  12. We had a situation in my kids school this year as a computer teacher decided to take on Global Warming as a theme for a contest for i-movies. This evolved into his own personal agenda that is very anti current administration and extremely left. He was making comments regarding presidential candidates and really forcing his own view on a bunch of 11 year olds. Parents were not happy, nor was administration and while he was not fired he was reprimanded and now has the chair of the dept. sit in on his classes. I do not expect to see him next year. Although this does not have the tragedy/sensitive issue as our subject it is still about a teacher expressing his own views/agenda inapproriately to kids when it really has nothing to do with that specific class. Should parents/students have been upset? Who is to say...but being a parent paying for private education I expect and usually see the parents getting their way in these cases. Would it happen in a public venue? Probably not but maybe I am wrong. It seems to me that so many people hold themselves and their opinions in such high esteem...professors, hollywood celebs, etc...everyone is entitled to their own opinion, no? Isn't that democracy? Sorry to ramble on...I guess we are all still trying to come to terms with this horrific crime that took place only one week ago. Thanks for letting me vent.
     
  13. fact aside that I am devastated by the whole VT thing, I agree with the schools decision to fire this guy. It was acceptable to talk about it in class, probably a good idea to discuss it, but acting it out is not good, I am sure many students were upset by it.
     
  14. oh so is this another way for the system to show that they wont tolerate violence in schools?? (abiet, even mimicking)...I think they dropped the ball on this along time ago.

    I think firing the guy was excessive.
     
  15. Well certainly anybody in any capacity in the US who has views opposed to government policies needs to think carefully before sharing those views with anybody else!

    Global warming is a good example, I have heard some very popular clerics express the view that it does not exist, and express that as a religious view.

    There are many people for whom the subject of government policies, and some political figures, are connected to their religious beliefs.

    This is not to say that there are not people who publicly express opinions that are critical of government policies, but we can assume that they do so having carefully considered the implications and possible consequences of doing so, and schoolteachers in particular will want to consider the religious teachings that some students may receive in the home, and also simply parents whose support for and loyalty to, government policies and political figures alike, to be of an intensity comparable to religious faith!

    From time to time, we hear of parenst who are upset because their children are taught everything from basic information about the world's religions (which would include those other than that of the parents) to basic biology.

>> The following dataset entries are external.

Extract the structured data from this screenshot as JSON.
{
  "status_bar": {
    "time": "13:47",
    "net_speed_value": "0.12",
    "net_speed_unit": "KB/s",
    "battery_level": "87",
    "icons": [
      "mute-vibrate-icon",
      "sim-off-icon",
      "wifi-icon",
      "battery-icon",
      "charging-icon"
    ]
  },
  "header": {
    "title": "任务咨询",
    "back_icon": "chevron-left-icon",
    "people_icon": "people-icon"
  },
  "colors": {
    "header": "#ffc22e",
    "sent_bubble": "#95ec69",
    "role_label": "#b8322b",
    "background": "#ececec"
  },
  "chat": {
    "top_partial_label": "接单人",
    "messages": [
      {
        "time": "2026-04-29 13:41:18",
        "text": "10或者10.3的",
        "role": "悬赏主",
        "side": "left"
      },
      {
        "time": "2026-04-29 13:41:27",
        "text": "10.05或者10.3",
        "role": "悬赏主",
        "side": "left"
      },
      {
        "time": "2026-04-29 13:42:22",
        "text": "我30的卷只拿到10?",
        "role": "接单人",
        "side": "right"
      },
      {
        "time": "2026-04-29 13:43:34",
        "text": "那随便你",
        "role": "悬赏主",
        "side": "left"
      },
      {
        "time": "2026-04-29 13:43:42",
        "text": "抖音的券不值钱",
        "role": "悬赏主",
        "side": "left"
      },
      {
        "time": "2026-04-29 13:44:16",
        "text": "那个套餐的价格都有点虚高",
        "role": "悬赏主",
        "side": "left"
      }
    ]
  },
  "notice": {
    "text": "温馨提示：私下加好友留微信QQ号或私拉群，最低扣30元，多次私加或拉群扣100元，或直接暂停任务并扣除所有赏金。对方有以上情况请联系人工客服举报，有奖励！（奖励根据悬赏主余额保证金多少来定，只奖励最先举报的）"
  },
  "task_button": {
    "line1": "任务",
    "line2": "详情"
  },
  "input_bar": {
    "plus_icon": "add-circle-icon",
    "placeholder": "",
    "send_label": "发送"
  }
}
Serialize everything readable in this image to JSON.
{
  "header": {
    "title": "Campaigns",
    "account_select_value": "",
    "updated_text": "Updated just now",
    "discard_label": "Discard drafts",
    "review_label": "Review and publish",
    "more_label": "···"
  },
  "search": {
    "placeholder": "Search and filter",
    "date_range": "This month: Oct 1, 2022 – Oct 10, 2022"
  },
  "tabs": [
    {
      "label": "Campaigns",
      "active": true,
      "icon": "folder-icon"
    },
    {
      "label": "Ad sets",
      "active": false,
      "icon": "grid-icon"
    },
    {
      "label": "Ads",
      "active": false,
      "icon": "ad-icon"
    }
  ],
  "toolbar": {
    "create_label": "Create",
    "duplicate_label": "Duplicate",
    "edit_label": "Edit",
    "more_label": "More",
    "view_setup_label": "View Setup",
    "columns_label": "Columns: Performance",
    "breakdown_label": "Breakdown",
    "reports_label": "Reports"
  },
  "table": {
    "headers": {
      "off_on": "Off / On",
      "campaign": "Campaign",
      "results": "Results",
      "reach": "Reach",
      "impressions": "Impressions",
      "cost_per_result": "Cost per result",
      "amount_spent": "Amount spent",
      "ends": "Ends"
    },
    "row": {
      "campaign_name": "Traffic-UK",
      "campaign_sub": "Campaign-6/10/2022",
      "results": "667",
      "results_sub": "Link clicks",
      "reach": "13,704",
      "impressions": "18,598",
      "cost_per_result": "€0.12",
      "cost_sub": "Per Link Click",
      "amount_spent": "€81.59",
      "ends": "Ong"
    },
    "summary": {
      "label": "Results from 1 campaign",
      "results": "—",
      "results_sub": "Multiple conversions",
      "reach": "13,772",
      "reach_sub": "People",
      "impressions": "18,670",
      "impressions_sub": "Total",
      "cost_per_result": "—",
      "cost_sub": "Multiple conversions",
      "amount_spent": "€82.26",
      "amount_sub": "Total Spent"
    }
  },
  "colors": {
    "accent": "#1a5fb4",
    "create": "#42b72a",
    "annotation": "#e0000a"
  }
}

    It's a challenging time for educators, as curricula need to be developed that will not jeopardize the students' chances for higher education, but at the same time do not go beyond the bounds of what some parents want their kids taught!

    It reminds me of the old saying, "the hardest secret to keep is your own opinion!" :smile: